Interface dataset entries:

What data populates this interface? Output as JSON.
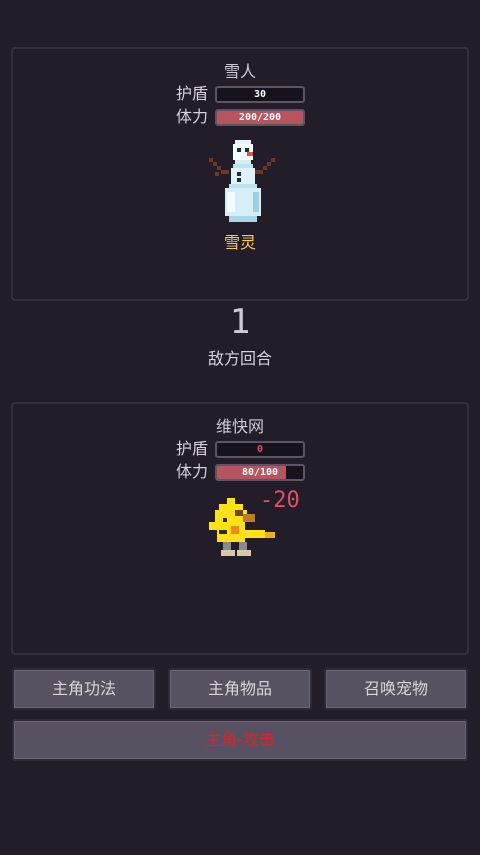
{
  "enemy": {
    "name": "雪人",
    "shield_label": "护盾",
    "shield_value": "30",
    "hp_label": "体力",
    "hp_text": "200/200",
    "hp_fraction": 1.0,
    "species": "雪灵",
    "sprite_icon": "snowman-icon"
  },
  "turn": {
    "number": "1",
    "label": "敌方回合"
  },
  "player": {
    "name": "维快网",
    "shield_label": "护盾",
    "shield_value": "0",
    "hp_label": "体力",
    "hp_text": "80/100",
    "hp_fraction": 0.8,
    "damage_popup": "-20",
    "sprite_icon": "duck-hero-icon"
  },
  "actions": {
    "skills_label": "主角功法",
    "items_label": "主角物品",
    "summon_label": "召唤宠物",
    "attack_label": "主角-攻击"
  },
  "colors": {
    "background": "#221d29",
    "hp_bar": "#b8545e",
    "species_text": "#ffce42",
    "attack_text": "#e0202a",
    "damage_text": "#e0505e"
  }
}
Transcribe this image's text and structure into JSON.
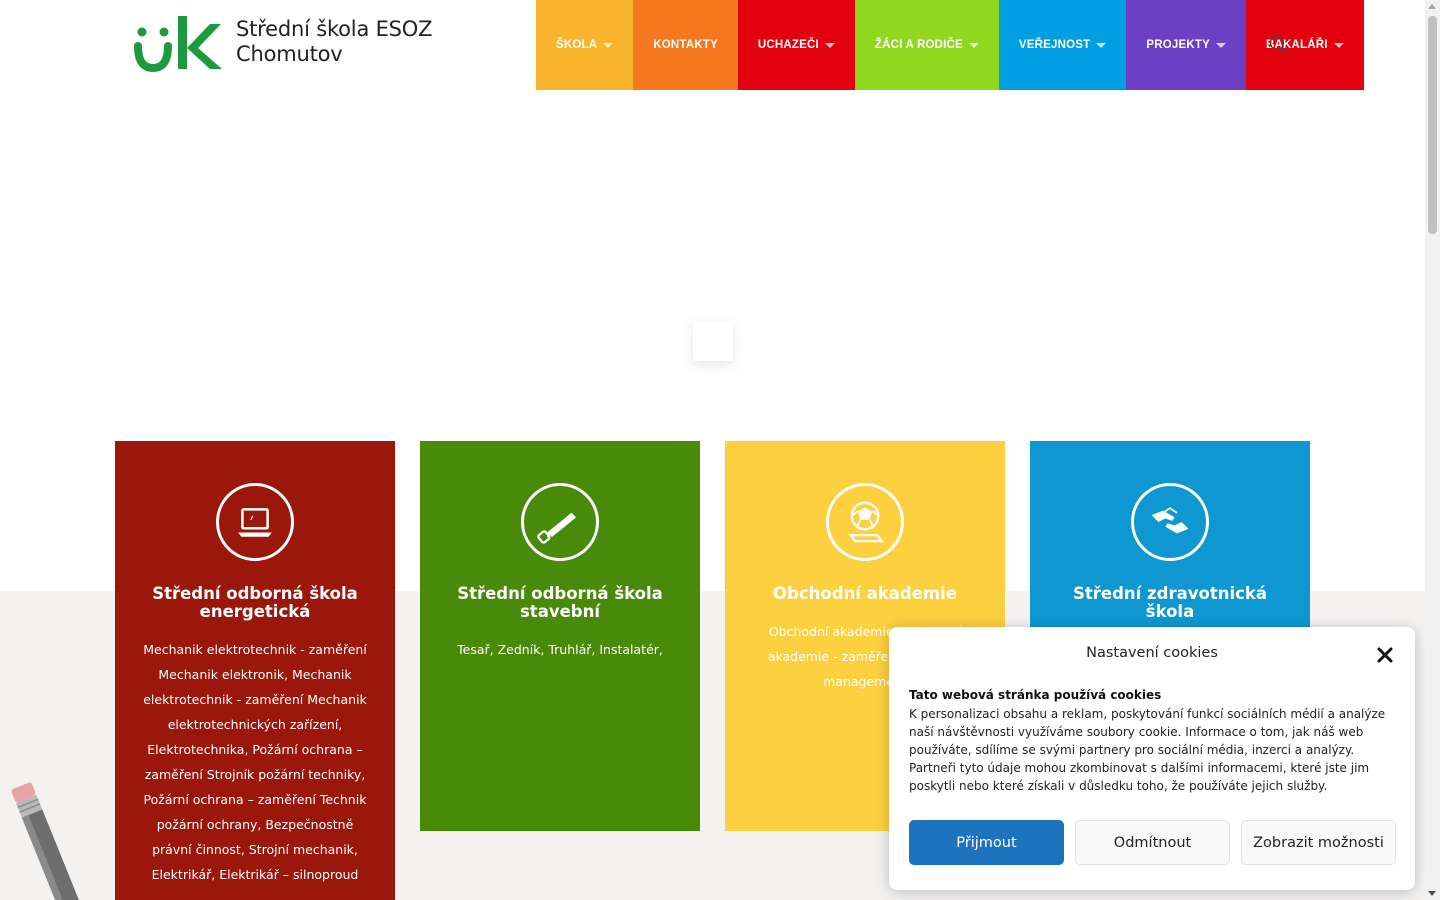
{
  "site": {
    "name_line1": "Střední škola ESOZ",
    "name_line2": "Chomutov",
    "logo_letters": "ük"
  },
  "nav": {
    "items": [
      {
        "label": "ŠKOLA",
        "color": "#f9b42d",
        "has_submenu": true
      },
      {
        "label": "KONTAKTY",
        "color": "#f7791f",
        "has_submenu": false
      },
      {
        "label": "UCHAZEČI",
        "color": "#e3000f",
        "has_submenu": true
      },
      {
        "label": "ŽÁCI A RODIČE",
        "color": "#8fd81f",
        "has_submenu": true
      },
      {
        "label": "VEŘEJNOST",
        "color": "#009fe3",
        "has_submenu": true
      },
      {
        "label": "PROJEKTY",
        "color": "#6d3fc4",
        "has_submenu": true
      },
      {
        "label": "BAKALÁŘI",
        "color": "#e3000f",
        "has_submenu": true
      }
    ],
    "search_icon": "search-icon"
  },
  "cards": [
    {
      "title": "Střední odborná škola energetická",
      "icon": "laptop-icon",
      "color": "#9b160b",
      "text": "Mechanik elektrotechnik - zaměření Mechanik elektronik, Mechanik elektrotechnik - zaměření Mechanik elektrotechnických zařízení, Elektrotechnika, Požární ochrana – zaměření Strojník požární techniky, Požární ochrana – zaměření Technik požární ochrany, Bezpečnostně právní činnost, Strojní mechanik, Elektrikář, Elektrikář – silnoproud"
    },
    {
      "title": "Střední odborná škola stavební",
      "icon": "saw-icon",
      "color": "#4a8a0a",
      "text": "Tesař, Zedník, Truhlář, Instalatér,"
    },
    {
      "title": "Obchodní akademie",
      "icon": "globe-laptop-icon",
      "color": "#fcd03f",
      "text": "Obchodní akademie, Obchodní akademie - zaměření sportovní management"
    },
    {
      "title": "Střední zdravotnická škola",
      "icon": "helping-hands-icon",
      "color": "#0f97d1",
      "text": ""
    }
  ],
  "cookie": {
    "title": "Nastavení cookies",
    "heading": "Tato webová stránka používá cookies",
    "text": "K personalizaci obsahu a reklam, poskytování funkcí sociálních médií a analýze naší návštěvnosti využíváme soubory cookie. Informace o tom, jak náš web používáte, sdílíme se svými partnery pro sociální média, inzerci a analýzy. Partneři tyto údaje mohou zkombinovat s dalšími informacemi, které jste jim poskytli nebo které získali v důsledku toho, že používáte jejich služby.",
    "accept": "Přijmout",
    "deny": "Odmítnout",
    "preferences": "Zobrazit možnosti",
    "accent": "#1e73be"
  }
}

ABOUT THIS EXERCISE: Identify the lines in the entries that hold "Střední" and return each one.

EXERCISE ANSWER:
    "name_line1": "Střední škola ESOZ",
      "title": "Střední odborná škola energetická",
      "title": "Střední odborná škola stavební",
      "title": "Střední zdravotnická škola",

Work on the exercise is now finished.